■ TASK GOAL ■
Type out the listing again, exactly, with every line included.

■ RECORDS SHOWN ■

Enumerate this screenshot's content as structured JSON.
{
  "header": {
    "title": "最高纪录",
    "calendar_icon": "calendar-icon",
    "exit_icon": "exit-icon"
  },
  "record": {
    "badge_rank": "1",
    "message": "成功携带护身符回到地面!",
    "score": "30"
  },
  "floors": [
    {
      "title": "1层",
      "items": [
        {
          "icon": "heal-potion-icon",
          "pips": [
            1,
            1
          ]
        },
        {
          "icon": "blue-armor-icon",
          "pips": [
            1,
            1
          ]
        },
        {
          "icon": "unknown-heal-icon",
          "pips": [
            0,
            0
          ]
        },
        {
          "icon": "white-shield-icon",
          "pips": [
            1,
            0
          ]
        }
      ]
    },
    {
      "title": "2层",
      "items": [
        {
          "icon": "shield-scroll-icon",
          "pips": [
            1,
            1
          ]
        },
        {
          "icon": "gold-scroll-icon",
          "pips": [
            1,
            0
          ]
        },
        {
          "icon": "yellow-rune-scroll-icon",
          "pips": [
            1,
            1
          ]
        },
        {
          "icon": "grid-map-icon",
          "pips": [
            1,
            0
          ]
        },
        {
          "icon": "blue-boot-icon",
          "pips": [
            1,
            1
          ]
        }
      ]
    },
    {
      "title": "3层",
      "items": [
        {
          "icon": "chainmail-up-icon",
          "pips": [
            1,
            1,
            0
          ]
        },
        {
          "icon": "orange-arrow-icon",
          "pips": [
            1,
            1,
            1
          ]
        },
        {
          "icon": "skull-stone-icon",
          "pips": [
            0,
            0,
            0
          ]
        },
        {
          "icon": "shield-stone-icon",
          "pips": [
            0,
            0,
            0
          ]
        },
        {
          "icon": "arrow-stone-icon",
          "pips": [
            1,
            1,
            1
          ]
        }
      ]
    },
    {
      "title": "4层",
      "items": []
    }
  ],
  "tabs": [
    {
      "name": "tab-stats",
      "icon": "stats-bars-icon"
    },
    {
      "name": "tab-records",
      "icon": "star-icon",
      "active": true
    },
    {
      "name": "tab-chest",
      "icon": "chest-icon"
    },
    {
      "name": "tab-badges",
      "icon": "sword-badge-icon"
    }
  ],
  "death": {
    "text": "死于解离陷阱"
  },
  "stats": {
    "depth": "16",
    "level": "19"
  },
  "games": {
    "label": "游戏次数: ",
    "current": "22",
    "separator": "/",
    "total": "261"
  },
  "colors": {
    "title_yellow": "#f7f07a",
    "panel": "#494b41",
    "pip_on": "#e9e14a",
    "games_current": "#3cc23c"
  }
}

■ SOLUTION TO THIS TASK ■
Enumerate this screenshot's content as structured JSON.
{
  "header": {
    "title": "最高纪录",
    "calendar_icon": "calendar-icon",
    "exit_icon": "exit-icon"
  },
  "record": {
    "badge_rank": "1",
    "message": "成功携带护身符回到地面!",
    "score": "30"
  },
  "floors": [
    {
      "title": "1层",
      "items": [
        {
          "icon": "heal-potion-icon",
          "pips": [
            1,
            1
          ]
        },
        {
          "icon": "blue-armor-icon",
          "pips": [
            1,
            1
          ]
        },
        {
          "icon": "unknown-heal-icon",
          "pips": [
            0,
            0
          ]
        },
        {
          "icon": "white-shield-icon",
          "pips": [
            1,
            0
          ]
        }
      ]
    },
    {
      "title": "2层",
      "items": [
        {
          "icon": "shield-scroll-icon",
          "pips": [
            1,
            1
          ]
        },
        {
          "icon": "gold-scroll-icon",
          "pips": [
            1,
            0
          ]
        },
        {
          "icon": "yellow-rune-scroll-icon",
          "pips": [
            1,
            1
          ]
        },
        {
          "icon": "grid-map-icon",
          "pips": [
            1,
            0
          ]
        },
        {
          "icon": "blue-boot-icon",
          "pips": [
            1,
            1
          ]
        }
      ]
    },
    {
      "title": "3层",
      "items": [
        {
          "icon": "chainmail-up-icon",
          "pips": [
            1,
            1,
            0
          ]
        },
        {
          "icon": "orange-arrow-icon",
          "pips": [
            1,
            1,
            1
          ]
        },
        {
          "icon": "skull-stone-icon",
          "pips": [
            0,
            0,
            0
          ]
        },
        {
          "icon": "shield-stone-icon",
          "pips": [
            0,
            0,
            0
          ]
        },
        {
          "icon": "arrow-stone-icon",
          "pips": [
            1,
            1,
            1
          ]
        }
      ]
    },
    {
      "title": "4层",
      "items": []
    }
  ],
  "tabs": [
    {
      "name": "tab-stats",
      "icon": "stats-bars-icon"
    },
    {
      "name": "tab-records",
      "icon": "star-icon",
      "active": true
    },
    {
      "name": "tab-chest",
      "icon": "chest-icon"
    },
    {
      "name": "tab-badges",
      "icon": "sword-badge-icon"
    }
  ],
  "death": {
    "text": "死于解离陷阱"
  },
  "stats": {
    "depth": "16",
    "level": "19"
  },
  "games": {
    "label": "游戏次数: ",
    "current": "22",
    "separator": "/",
    "total": "261"
  },
  "colors": {
    "title_yellow": "#f7f07a",
    "panel": "#494b41",
    "pip_on": "#e9e14a",
    "games_current": "#3cc23c"
  }
}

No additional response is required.